Lesbian and gay teenagers are twice as likely to engage in volunteer work as heterosexual teens, research by academics at NUI Galway has revealed.
The findings are part of studies by the Health Behaviour in School-aged Children (HBSC) Ireland team, based in the Health Promotion Research Centre at the University.
Of the 3,354 young people participating in the study, 3% reported being attracted to the same sex, while 6.3% said that they are attracted to both boys and girls.
A report on the study – Connected, Respected, and Contributing to Their World: The Case of Sexual Minority and Non-Minority Young People in Ireland – revealed that bisexual youth were more likely than the other groups to be discriminated based on their age and gender.

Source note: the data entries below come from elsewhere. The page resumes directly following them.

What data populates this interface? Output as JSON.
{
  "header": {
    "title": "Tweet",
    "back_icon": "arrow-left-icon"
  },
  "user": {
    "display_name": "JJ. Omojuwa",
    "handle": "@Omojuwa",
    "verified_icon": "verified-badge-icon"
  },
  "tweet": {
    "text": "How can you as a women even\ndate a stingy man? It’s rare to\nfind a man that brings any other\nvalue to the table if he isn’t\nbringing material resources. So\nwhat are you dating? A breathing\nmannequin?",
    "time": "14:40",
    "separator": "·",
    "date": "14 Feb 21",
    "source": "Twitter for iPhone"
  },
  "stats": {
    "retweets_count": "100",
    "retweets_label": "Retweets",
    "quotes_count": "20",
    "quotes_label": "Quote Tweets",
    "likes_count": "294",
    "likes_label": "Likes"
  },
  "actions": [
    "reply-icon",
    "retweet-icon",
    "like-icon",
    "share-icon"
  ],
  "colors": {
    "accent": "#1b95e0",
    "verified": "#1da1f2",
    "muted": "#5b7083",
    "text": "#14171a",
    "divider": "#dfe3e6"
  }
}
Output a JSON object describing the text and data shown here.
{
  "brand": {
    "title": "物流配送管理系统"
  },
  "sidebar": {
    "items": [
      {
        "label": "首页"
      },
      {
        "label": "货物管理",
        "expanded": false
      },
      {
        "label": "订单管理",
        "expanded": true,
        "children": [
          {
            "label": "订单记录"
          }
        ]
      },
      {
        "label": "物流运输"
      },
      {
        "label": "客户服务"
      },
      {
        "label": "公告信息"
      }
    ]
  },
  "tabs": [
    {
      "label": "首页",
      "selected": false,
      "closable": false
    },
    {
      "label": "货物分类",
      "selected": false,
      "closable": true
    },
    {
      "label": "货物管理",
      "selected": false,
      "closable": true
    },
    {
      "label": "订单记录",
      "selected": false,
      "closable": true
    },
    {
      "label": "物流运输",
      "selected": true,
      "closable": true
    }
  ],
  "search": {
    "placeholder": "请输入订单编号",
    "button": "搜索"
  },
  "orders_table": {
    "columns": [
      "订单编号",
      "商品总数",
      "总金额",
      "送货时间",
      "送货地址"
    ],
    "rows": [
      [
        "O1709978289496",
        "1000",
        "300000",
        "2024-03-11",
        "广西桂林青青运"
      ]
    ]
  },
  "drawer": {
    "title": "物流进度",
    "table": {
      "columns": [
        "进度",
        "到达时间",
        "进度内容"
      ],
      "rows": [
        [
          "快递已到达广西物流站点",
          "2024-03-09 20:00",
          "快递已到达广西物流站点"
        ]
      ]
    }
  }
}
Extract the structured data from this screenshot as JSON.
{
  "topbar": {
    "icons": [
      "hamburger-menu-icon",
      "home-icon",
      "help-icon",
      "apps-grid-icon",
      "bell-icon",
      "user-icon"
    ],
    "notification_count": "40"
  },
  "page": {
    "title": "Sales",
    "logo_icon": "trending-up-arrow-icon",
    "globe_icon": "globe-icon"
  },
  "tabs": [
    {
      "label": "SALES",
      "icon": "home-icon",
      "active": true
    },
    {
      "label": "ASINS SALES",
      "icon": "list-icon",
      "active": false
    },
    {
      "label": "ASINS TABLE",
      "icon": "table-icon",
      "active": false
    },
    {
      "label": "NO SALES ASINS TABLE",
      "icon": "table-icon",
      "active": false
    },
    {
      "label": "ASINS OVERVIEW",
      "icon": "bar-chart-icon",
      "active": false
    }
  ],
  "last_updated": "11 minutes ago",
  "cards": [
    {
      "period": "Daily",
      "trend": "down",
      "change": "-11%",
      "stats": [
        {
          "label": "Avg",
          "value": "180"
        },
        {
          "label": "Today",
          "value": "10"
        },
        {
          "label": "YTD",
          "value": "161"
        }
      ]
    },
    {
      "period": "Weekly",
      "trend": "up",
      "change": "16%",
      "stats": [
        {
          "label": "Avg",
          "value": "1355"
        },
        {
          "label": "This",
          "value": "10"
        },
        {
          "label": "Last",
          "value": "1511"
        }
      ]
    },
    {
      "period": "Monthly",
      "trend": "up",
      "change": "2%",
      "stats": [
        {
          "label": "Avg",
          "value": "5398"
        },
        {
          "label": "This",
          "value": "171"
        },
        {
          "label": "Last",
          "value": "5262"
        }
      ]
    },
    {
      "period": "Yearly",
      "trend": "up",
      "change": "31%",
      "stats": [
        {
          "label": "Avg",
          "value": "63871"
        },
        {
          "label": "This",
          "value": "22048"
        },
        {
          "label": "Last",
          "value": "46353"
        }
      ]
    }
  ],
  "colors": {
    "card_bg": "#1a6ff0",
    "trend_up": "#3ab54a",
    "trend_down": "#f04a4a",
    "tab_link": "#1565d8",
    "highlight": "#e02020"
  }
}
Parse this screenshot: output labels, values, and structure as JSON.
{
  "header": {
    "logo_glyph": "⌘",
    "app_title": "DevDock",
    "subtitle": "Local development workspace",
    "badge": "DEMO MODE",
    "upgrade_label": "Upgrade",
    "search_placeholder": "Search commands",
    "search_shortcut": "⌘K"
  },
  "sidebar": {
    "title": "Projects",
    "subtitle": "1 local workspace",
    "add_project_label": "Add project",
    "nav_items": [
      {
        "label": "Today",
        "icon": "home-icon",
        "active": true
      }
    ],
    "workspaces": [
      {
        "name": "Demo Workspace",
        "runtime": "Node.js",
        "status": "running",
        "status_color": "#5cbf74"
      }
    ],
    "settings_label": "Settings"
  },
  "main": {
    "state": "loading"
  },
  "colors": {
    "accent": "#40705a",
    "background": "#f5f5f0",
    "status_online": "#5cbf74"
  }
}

It also found that bisexual youth were less likely than their heterosexual peers to report high family support or having a caring adult whom they can trust and that they were half as likely to feel that they are valued and respected.
Bisexual young people were also less likely to report that they feel comfortable while being with their friends.
Analysis also showed that lesbian and gay young people were almost twice as likely to report often taking part in volunteering work.
“Not surprisingly, sexual minority adolescents were more likely to feel discriminated against based on their sexual orientation,” said Dr András Költő of NUI Galway’s Health Promotion Research Centre and lead author of the report.
“They were also more likely to report discrimination based on their age and gender.
“However, a positive finding is that lesbian and gay youth are almost twice as likely to be engaged in volunteer work.
“This an aspect of lesbian, gay and bisexual young people’s lives that Irish studies have not previously explored.”
Dr Költő said that lesbian and gay adolescents, probably because they have often faced discrimination and bullying, are often more aware of social inequalities and injustice than their non-minority peers and therefore may be driven to fight against injustice by volunteering.
“Other studies had shown that LGBT+ individuals often have compassion and empathy towards other minority groups – for example, people with immigrant background or living with a disability – and are ready to advocate for their interests,” added Dr Költő.
“LGBT+ communities often provide a safe haven and a source of support and care to them. It is important to make bisexual youth also feel welcome in LGBT+ communities and in society.”
The study compared findings across sex and social classes in the overall sample of 15 to 17-year-olds.
While a large majority of young people were not likely to report experiencing discrimination, girls were more likely to feel discriminated against based on their gender and age than boys.
Dr Elena Vaughan, contributing author of the report, added that this finding suggests that sexism is an ongoing concern among young people in Ireland.
“Further studies to investigate how and in what contexts this is experienced by girls and young women would be helpful in identifying and implementing policy measures to address this issue.”